The Hebrews have been slaves for too long and enough is enough. The time has come to let them go.
The call to Pharaoh to release the Hebrews is paralleled throughout history whenever a people has been oppressed.
In the case of the Hebrews, however, it goes through stages, first somewhat polite, then tough and insistent.
At first Moses and Aaron come to the king and talk to him quite nicely: “Please let us go three days’ journey in the wilderness” (Ex. 3:18, 5:3). Then comes something adamant: “Let My people go to serve Me in the wilderness; behold, you have not listened until now” (Ex. 7:16).
Why the change in tone? It is not only because of Pharaoh’s intransigence, but because something has changed in Moses and Aaron themselves.
Earlier they let themselves hint to Pharaoh that once they had completed their three-day act of worship, they would return to Egypt and be slaves once more. Now they recognise that once a people has gained its freedom, there can be no turning back.
The Hebrews have a new destiny awaiting them, to be a free people worshipping their God, first in the wilderness and then in their own land. The years of enslavement are over, once and for all.
How is this implied in the actual words addressed to Pharaoh? In the phrase, “Behold, you have not listened until now”.
This could mean, “Until now, you have chosen to take no notice”. But it can also mean, “What you have heard from us until now, that we will come back after three days, is finished; now we have a new message which you have not heard from us previously, that we have no intention of returning.”
Of course there were moments in the wilderness when the people began to feel they had done the wrong thing and even hankered after the cucumbers and fish they ate in Egypt (Num. 11:5). In any journey the way can appear too long and too hard.

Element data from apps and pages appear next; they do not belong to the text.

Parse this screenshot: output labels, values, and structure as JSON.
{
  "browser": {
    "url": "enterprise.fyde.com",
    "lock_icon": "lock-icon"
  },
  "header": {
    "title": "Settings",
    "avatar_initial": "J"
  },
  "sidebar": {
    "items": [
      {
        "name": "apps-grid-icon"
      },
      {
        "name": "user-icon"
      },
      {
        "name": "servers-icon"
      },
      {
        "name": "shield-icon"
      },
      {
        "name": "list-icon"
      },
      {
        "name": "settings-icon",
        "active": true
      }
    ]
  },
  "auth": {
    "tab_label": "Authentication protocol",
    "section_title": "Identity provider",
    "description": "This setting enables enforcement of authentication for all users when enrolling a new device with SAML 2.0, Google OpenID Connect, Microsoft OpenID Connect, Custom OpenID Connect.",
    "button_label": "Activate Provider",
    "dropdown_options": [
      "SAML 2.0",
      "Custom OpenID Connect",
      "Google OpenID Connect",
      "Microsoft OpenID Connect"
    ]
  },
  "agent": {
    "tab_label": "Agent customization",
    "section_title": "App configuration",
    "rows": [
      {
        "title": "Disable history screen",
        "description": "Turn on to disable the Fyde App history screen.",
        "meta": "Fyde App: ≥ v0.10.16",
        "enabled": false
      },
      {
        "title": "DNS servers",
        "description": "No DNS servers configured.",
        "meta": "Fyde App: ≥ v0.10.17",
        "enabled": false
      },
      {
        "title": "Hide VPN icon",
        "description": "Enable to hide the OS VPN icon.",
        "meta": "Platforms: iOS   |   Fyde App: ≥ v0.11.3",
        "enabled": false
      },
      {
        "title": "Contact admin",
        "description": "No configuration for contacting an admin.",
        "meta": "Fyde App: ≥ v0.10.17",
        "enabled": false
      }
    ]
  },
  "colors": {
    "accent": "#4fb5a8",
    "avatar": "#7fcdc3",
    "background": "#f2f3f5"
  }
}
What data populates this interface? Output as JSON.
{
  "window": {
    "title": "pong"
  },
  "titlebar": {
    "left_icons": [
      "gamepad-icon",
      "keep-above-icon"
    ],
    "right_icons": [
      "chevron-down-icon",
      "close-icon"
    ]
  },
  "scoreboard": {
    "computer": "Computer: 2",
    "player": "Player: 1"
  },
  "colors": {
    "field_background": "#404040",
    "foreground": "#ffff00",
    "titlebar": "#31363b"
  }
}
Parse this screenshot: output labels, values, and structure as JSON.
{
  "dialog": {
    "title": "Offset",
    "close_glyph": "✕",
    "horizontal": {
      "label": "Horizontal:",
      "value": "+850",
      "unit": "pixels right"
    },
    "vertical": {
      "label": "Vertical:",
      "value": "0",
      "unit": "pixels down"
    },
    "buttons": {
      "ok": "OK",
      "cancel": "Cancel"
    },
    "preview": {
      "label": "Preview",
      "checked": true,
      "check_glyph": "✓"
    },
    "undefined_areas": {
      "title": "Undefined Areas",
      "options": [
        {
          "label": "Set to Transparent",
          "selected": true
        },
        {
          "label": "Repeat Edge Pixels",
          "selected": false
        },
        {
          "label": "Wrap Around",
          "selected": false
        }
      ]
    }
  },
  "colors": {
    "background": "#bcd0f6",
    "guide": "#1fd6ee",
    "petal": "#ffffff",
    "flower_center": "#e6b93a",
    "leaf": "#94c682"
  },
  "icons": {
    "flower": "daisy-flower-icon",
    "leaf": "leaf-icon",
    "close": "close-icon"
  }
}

But in life there can be no going back to the past. The future must have its day.